(Excerpted data begins)

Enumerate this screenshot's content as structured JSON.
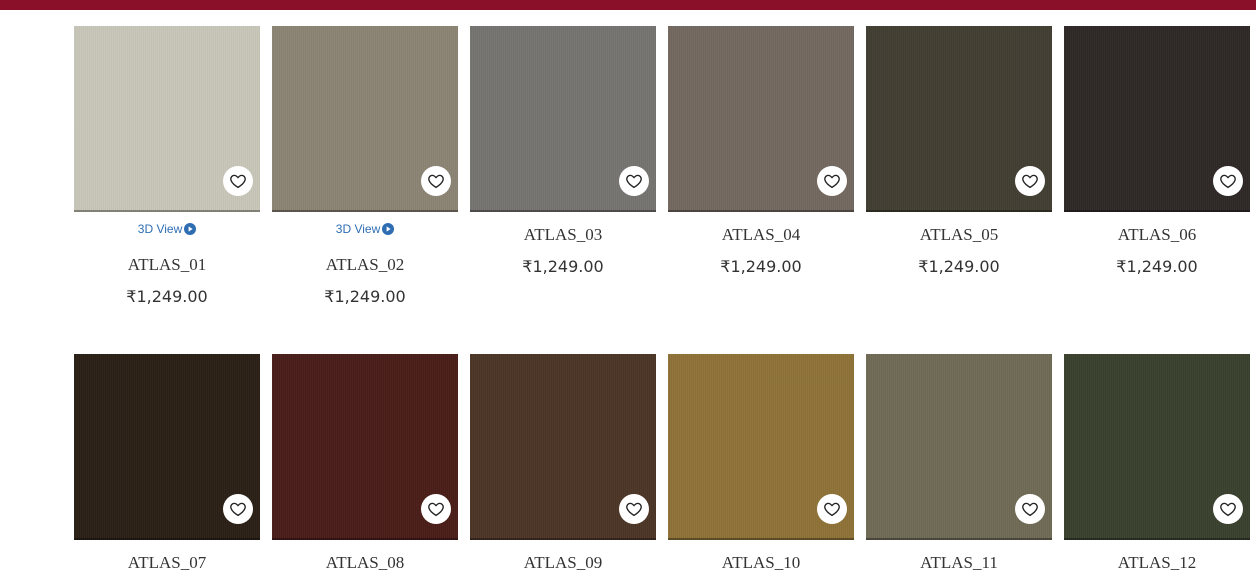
{
  "header": {
    "accent_color": "#8a1029"
  },
  "favorite_icon": "heart-outline-icon",
  "view3d_icon": "play-circle-icon",
  "products": [
    {
      "name": "ATLAS_01",
      "price": "₹1,249.00",
      "color": "#c8c6b8",
      "view3d_label": "3D View"
    },
    {
      "name": "ATLAS_02",
      "price": "₹1,249.00",
      "color": "#8b8373",
      "view3d_label": "3D View"
    },
    {
      "name": "ATLAS_03",
      "price": "₹1,249.00",
      "color": "#767470"
    },
    {
      "name": "ATLAS_04",
      "price": "₹1,249.00",
      "color": "#736860"
    },
    {
      "name": "ATLAS_05",
      "price": "₹1,249.00",
      "color": "#423e32"
    },
    {
      "name": "ATLAS_06",
      "price": "₹1,249.00",
      "color": "#2e2927"
    },
    {
      "name": "ATLAS_07",
      "price": "",
      "color": "#2a2016"
    },
    {
      "name": "ATLAS_08",
      "price": "",
      "color": "#4a1d18"
    },
    {
      "name": "ATLAS_09",
      "price": "",
      "color": "#4b3526"
    },
    {
      "name": "ATLAS_10",
      "price": "",
      "color": "#8e7237"
    },
    {
      "name": "ATLAS_11",
      "price": "",
      "color": "#6f6a56"
    },
    {
      "name": "ATLAS_12",
      "price": "",
      "color": "#39412e"
    }
  ]
}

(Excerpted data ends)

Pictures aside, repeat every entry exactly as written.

- Output for this task -
Enumerate this screenshot's content as structured JSON.
{
  "header": {
    "accent_color": "#8a1029"
  },
  "favorite_icon": "heart-outline-icon",
  "view3d_icon": "play-circle-icon",
  "products": [
    {
      "name": "ATLAS_01",
      "price": "₹1,249.00",
      "color": "#c8c6b8",
      "view3d_label": "3D View"
    },
    {
      "name": "ATLAS_02",
      "price": "₹1,249.00",
      "color": "#8b8373",
      "view3d_label": "3D View"
    },
    {
      "name": "ATLAS_03",
      "price": "₹1,249.00",
      "color": "#767470"
    },
    {
      "name": "ATLAS_04",
      "price": "₹1,249.00",
      "color": "#736860"
    },
    {
      "name": "ATLAS_05",
      "price": "₹1,249.00",
      "color": "#423e32"
    },
    {
      "name": "ATLAS_06",
      "price": "₹1,249.00",
      "color": "#2e2927"
    },
    {
      "name": "ATLAS_07",
      "price": "",
      "color": "#2a2016"
    },
    {
      "name": "ATLAS_08",
      "price": "",
      "color": "#4a1d18"
    },
    {
      "name": "ATLAS_09",
      "price": "",
      "color": "#4b3526"
    },
    {
      "name": "ATLAS_10",
      "price": "",
      "color": "#8e7237"
    },
    {
      "name": "ATLAS_11",
      "price": "",
      "color": "#6f6a56"
    },
    {
      "name": "ATLAS_12",
      "price": "",
      "color": "#39412e"
    }
  ]
}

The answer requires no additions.